Start of Block

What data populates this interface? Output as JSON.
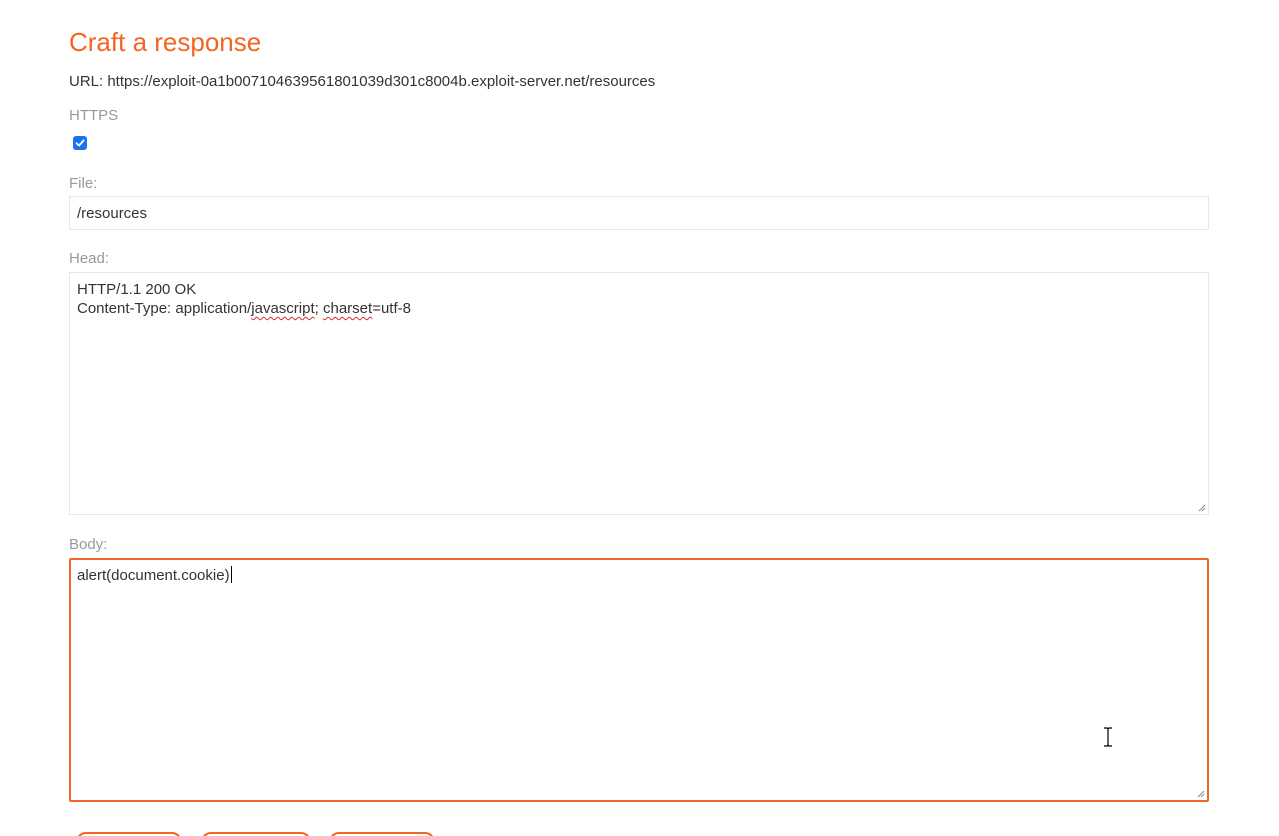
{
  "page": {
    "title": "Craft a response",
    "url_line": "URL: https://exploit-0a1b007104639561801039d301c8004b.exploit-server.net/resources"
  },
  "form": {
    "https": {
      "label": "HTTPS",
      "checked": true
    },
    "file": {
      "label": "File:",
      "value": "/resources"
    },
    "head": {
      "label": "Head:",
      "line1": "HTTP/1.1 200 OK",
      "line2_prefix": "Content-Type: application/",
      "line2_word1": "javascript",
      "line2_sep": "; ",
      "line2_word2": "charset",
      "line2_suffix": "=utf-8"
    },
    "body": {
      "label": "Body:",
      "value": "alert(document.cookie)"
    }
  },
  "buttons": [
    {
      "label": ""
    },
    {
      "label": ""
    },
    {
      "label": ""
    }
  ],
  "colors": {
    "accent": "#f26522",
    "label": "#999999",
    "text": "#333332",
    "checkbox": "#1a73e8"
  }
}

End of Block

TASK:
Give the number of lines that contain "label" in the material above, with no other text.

ANSWER BOX:
8